▶ _Work instruction_
Below are some records. Pull every line that contains the word "content".

▶ _Entries from a dataset of interfaces_
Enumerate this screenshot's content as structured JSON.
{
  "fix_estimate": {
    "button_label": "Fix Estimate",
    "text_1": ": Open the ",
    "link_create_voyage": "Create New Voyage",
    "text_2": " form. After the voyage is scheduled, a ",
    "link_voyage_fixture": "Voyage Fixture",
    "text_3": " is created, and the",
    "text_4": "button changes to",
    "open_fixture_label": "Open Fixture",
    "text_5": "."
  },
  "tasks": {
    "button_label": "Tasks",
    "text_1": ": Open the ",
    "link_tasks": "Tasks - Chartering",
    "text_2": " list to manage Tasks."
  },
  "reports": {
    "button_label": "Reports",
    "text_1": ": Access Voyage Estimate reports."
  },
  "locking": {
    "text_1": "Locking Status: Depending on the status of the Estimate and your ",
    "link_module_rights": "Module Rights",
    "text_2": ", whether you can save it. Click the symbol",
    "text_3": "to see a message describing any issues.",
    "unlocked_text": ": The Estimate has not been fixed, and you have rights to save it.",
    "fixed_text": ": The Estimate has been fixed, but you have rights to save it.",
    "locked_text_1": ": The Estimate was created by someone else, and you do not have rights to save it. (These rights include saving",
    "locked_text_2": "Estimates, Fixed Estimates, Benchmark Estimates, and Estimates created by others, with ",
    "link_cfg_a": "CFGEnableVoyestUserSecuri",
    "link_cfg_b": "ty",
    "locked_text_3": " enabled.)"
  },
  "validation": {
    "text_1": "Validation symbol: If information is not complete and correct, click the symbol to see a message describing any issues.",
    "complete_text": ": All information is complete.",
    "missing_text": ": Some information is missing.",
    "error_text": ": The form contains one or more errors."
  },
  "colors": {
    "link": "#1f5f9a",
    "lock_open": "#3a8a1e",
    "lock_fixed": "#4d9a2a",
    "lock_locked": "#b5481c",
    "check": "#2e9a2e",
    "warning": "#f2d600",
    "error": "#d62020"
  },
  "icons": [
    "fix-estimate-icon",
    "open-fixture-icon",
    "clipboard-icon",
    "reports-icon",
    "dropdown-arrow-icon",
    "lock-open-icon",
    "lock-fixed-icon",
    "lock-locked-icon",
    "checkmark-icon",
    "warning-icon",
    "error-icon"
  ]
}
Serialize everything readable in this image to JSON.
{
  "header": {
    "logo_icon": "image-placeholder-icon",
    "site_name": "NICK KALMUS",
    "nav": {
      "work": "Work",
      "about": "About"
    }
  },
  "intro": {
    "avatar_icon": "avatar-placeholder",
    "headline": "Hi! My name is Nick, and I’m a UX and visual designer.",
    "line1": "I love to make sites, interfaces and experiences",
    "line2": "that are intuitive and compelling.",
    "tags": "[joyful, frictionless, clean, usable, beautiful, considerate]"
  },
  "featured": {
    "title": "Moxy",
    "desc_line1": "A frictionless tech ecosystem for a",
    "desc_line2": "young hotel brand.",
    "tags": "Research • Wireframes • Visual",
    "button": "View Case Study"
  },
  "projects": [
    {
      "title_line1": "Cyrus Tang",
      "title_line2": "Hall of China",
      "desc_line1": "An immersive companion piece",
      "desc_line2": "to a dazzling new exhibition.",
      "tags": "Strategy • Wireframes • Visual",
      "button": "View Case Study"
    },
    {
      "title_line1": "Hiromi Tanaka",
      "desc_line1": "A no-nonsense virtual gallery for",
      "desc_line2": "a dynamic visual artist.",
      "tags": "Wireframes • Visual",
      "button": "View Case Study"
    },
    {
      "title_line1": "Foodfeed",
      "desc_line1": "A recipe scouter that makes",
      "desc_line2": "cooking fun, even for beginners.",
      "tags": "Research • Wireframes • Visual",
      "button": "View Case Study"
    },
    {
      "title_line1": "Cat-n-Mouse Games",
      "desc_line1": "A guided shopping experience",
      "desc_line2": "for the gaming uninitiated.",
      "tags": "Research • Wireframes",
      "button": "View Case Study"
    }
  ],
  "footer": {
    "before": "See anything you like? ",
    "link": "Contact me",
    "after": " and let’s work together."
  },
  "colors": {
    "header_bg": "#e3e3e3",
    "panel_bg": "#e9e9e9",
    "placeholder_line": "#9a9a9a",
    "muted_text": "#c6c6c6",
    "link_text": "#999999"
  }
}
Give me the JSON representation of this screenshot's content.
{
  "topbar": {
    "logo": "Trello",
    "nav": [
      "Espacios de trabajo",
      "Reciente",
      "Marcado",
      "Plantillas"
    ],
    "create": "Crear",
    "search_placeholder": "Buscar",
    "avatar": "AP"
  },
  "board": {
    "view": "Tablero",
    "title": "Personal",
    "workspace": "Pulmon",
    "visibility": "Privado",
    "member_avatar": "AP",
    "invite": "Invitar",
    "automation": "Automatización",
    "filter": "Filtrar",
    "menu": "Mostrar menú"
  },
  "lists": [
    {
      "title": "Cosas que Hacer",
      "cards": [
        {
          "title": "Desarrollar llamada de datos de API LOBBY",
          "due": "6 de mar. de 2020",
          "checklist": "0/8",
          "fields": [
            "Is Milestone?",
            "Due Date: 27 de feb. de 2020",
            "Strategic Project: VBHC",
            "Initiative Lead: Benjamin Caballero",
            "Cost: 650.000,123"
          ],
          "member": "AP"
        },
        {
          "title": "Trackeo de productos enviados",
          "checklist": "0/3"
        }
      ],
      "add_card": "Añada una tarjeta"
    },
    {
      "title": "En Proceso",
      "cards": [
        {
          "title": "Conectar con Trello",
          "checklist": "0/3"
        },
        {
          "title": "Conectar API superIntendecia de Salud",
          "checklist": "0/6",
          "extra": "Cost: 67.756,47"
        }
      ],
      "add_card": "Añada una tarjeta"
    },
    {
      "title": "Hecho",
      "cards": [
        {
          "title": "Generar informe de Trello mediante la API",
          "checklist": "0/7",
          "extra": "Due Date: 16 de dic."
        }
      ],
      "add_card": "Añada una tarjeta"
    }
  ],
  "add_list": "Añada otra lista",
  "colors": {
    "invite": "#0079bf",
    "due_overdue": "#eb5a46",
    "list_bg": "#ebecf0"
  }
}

▶ _Expected output_
Enumerate this screenshot's content as structured JSON.
Give me the JSON representation of this screenshot's content.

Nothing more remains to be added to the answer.